DATASET EXCERPTS ->

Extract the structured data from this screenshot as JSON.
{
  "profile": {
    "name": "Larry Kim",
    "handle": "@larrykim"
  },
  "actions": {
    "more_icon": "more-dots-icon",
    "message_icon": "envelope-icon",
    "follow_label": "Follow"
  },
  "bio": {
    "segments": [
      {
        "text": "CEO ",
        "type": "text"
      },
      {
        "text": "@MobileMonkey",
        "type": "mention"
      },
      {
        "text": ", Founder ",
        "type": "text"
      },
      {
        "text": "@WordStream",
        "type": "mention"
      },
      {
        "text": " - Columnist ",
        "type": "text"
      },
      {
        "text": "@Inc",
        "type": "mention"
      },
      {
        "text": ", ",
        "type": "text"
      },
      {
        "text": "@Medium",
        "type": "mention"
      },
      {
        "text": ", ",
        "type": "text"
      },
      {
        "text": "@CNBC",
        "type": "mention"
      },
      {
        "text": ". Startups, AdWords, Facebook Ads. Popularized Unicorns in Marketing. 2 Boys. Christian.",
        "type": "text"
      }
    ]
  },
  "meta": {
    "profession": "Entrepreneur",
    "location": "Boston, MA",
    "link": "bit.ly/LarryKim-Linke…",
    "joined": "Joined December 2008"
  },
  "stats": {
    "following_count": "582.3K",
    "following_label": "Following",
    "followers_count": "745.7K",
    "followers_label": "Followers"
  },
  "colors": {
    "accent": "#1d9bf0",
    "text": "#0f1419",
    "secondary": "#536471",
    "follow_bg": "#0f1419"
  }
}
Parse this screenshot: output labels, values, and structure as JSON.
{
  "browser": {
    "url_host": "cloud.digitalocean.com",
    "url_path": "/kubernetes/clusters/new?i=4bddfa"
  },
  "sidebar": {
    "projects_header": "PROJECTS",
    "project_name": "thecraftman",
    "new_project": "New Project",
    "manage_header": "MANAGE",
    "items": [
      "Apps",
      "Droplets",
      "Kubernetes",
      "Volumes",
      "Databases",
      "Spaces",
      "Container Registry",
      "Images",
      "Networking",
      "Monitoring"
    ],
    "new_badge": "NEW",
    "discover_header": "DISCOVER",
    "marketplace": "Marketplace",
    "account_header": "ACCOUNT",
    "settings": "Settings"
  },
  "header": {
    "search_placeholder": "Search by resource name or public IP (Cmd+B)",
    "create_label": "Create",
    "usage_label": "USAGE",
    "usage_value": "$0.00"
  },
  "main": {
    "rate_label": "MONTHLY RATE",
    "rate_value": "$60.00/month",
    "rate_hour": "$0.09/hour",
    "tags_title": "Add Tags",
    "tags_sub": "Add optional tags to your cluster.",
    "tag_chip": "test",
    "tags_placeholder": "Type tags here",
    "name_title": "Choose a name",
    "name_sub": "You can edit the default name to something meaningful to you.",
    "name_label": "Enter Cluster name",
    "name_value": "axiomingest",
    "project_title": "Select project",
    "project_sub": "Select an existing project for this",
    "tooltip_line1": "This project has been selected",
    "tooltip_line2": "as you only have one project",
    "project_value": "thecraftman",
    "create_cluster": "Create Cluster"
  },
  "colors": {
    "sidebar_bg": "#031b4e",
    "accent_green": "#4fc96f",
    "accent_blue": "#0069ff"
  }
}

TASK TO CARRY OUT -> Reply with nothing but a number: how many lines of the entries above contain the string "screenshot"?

ANSWER BELOW -> 2